Take your pick, fans of the four-year Badger who never chose to legally change his name to David Ochocinco, for some odd reason.
Which particular significance brought about by that touchdown was your favorite?
No doubt, Gilreath's big run sparked a fired-up Wisconsin team to dig a giant hole for its guests, top-ranked Ohio State. The Badgers prevailed 31-18, and to say Gilreath's TD set the tone is like surmising Erin Andrews has a few fans in this town.
Also, for a guy who made his name at Wisconsin as a game-breaking returner, you probably didn't know this was the first time Gilreath brought a kickoff all the way back to the house on his 117th try. In 2009, Gilreath recorded a 68-yard punt return TD against Northwestern, but that's it in the special teams scoring department.

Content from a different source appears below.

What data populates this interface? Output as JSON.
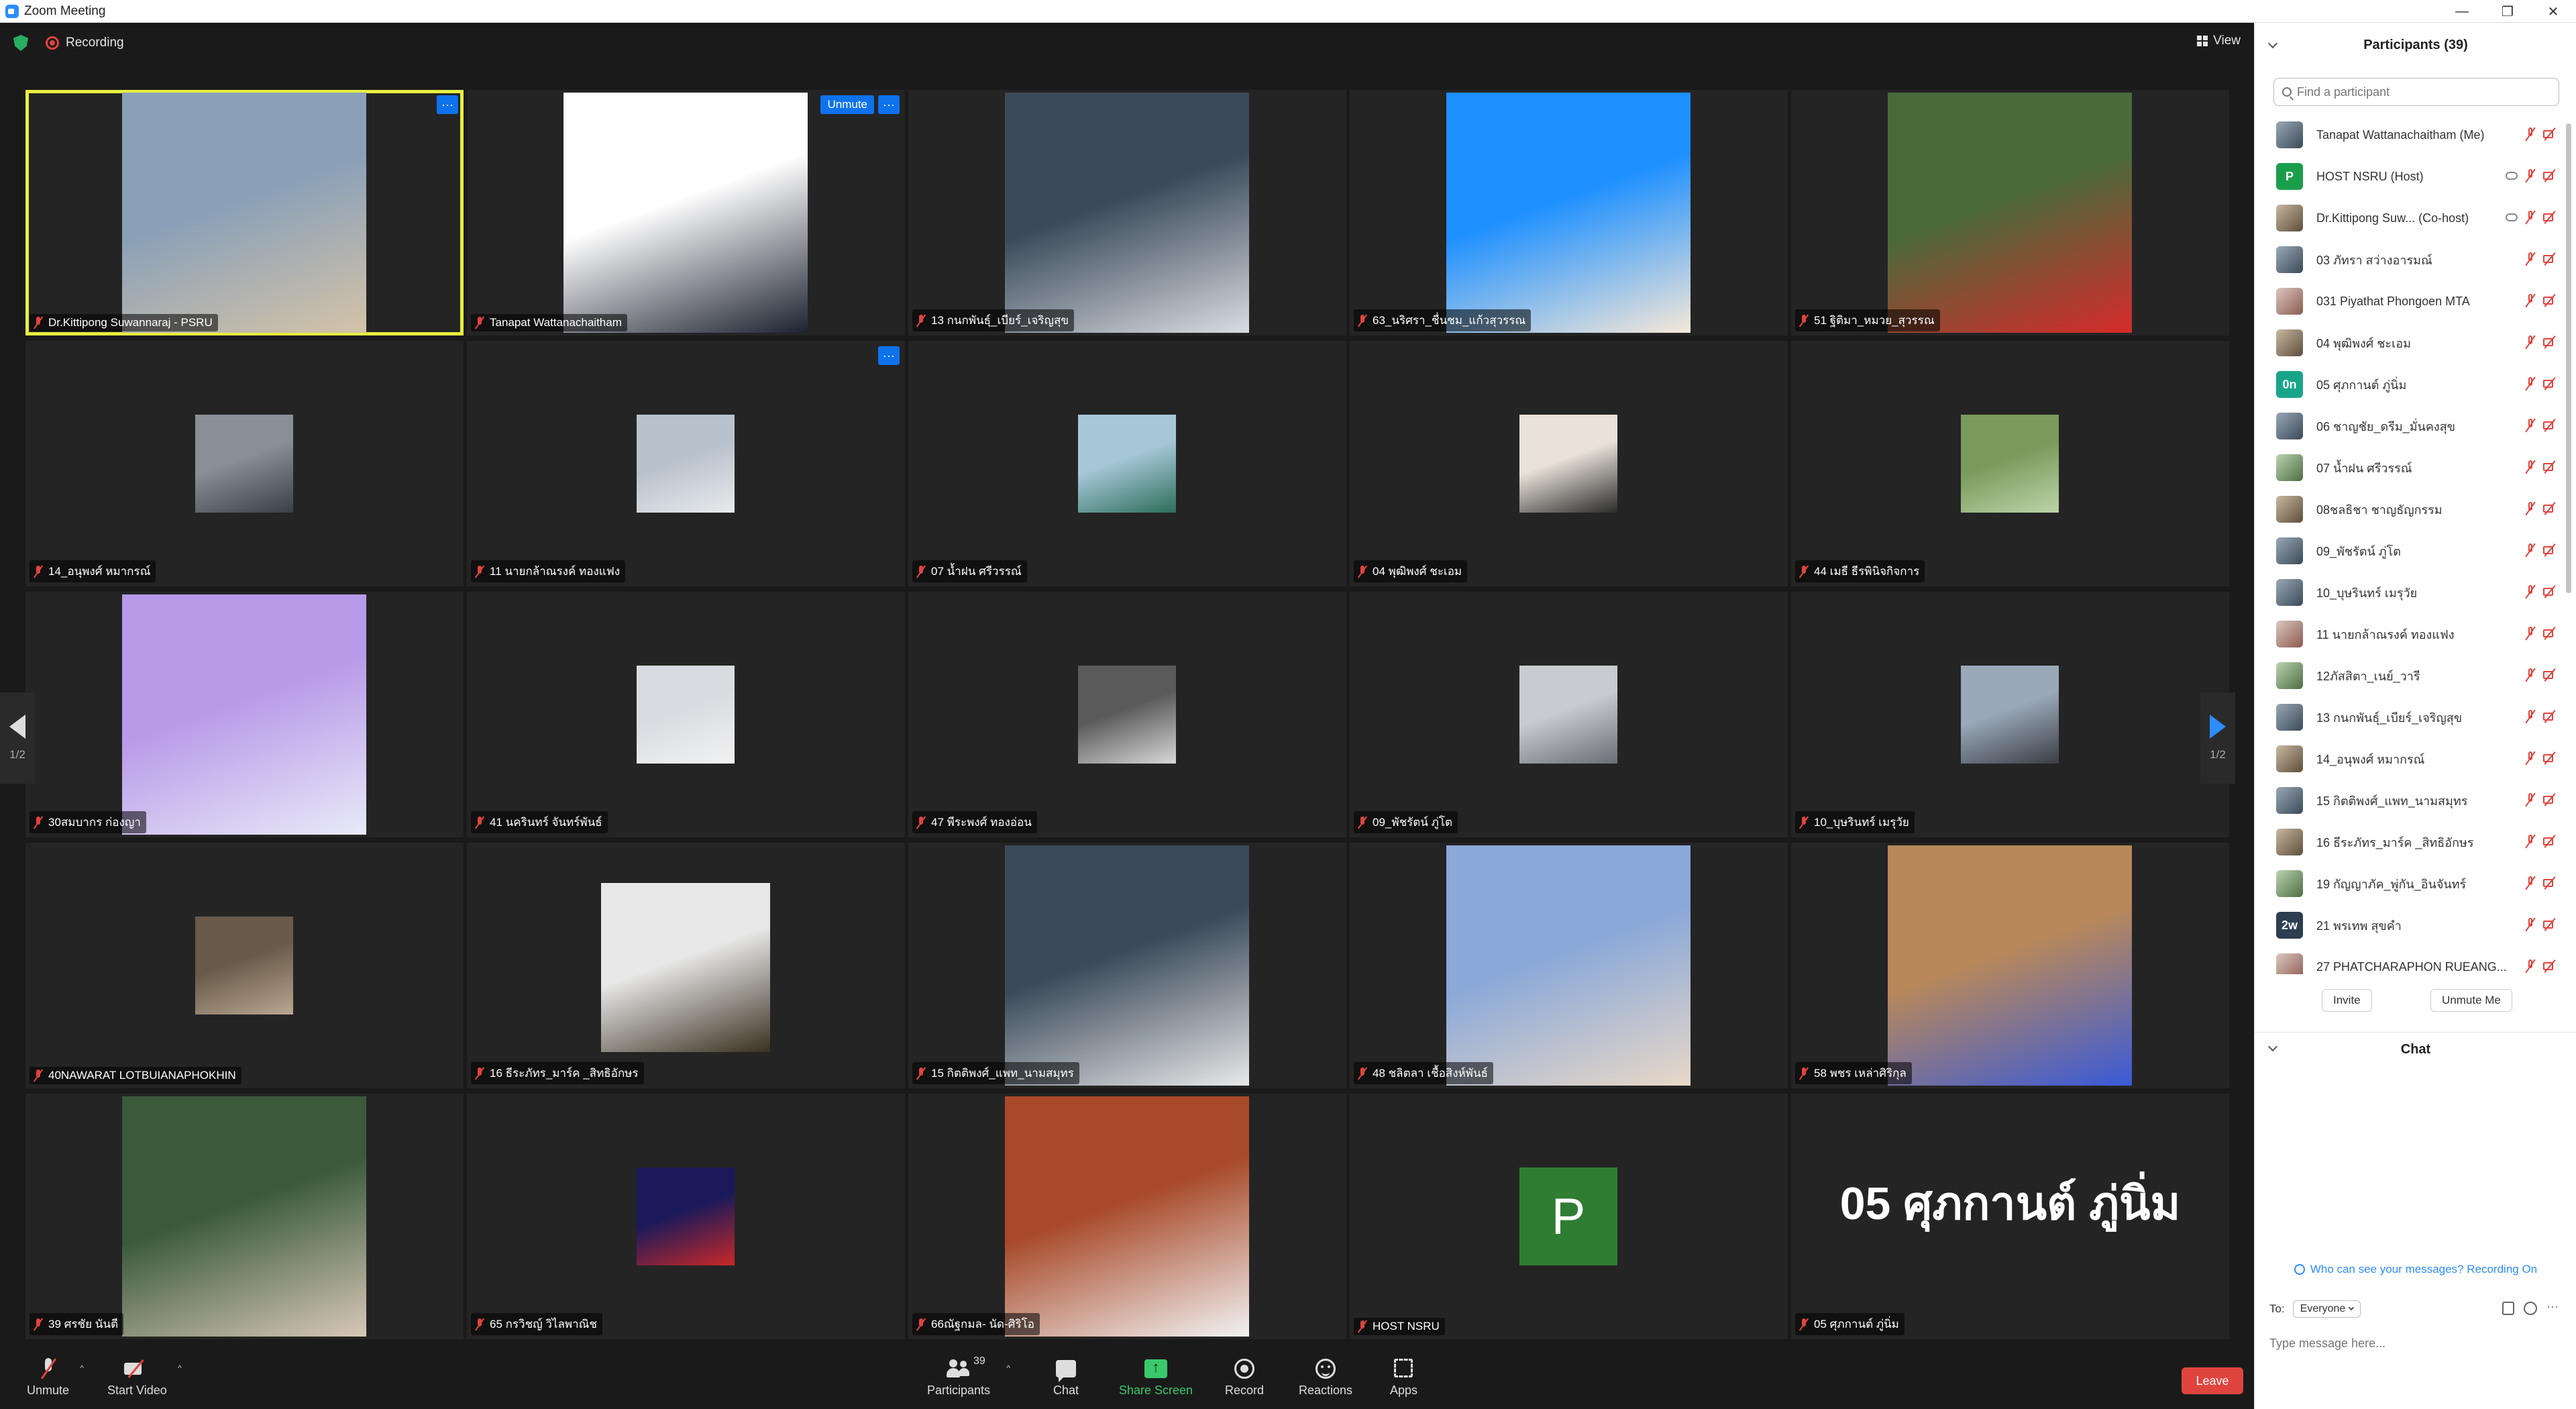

"I've been pressing about it for a while now," Gilreath said. "Just to have it in that moment, I hope people will forget that I didn't have one before."
Finally, Saturday's kick-six gave Gilreath 2,611 kickoff return yards for his career, surpassing Michigan State alum Derrick Mason's Big Ten Conference record. Gilreath will check in to next week with 2,677 yards.
"It was a great time to get it," Gilreath said. "A lot of hard work and preparation went into it, and a lot of years, lot of returns."
All the same, it's appropriate on this night to acknowledge the impact Gilreath has had on opposing teams as a kickoff return threat since his freshman year in 2007.
The Minneapolis native has shown remarkable durability, suiting up for all 13 games his first three seasons. His attempt at perfect attendance was derailed, however, in the second game of the season Sept. 11, getting knocked out with a concussion against San Jose State on a third-quarter punt return.
"At first, I didn't know if he was ever going to return (another) kick or punt in his career for us," Wisconsin coach Bret Bielema said. "He was excited about this week."
No. 85 is back there on the goal line, and he feels so great physically that he gave the perfect answer to the needed question: are the effects of your concussion gone?